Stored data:

§ §

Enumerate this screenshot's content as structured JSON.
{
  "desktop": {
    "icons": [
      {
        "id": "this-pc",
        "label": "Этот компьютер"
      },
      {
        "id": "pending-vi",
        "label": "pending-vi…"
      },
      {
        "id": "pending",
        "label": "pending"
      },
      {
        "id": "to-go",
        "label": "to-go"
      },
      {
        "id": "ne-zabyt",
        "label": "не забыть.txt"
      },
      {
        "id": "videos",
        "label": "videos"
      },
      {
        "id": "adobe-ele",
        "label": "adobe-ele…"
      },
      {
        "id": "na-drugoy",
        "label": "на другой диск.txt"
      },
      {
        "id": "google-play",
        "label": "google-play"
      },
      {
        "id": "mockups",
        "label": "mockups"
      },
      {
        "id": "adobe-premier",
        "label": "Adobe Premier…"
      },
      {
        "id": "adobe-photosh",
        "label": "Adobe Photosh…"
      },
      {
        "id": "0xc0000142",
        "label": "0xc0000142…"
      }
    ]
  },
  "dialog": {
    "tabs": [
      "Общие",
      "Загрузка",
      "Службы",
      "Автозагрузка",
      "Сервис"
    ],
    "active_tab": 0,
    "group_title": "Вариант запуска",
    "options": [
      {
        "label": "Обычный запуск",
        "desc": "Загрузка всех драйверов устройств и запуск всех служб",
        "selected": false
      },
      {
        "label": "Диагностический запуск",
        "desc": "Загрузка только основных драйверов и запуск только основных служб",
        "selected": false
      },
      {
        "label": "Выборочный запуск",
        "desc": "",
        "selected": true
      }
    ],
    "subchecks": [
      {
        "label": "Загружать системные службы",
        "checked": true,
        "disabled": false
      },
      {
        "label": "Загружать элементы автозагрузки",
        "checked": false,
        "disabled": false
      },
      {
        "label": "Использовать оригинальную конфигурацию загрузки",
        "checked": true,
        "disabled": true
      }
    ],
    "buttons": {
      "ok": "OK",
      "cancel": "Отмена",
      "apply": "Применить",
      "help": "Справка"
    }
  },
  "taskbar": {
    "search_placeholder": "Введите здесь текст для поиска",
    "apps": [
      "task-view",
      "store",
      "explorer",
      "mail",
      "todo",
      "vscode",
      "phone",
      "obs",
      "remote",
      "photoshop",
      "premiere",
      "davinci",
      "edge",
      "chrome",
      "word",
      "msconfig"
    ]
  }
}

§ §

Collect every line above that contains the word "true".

        "selected": true
        "checked": true,
        "checked": true,
        "disabled": true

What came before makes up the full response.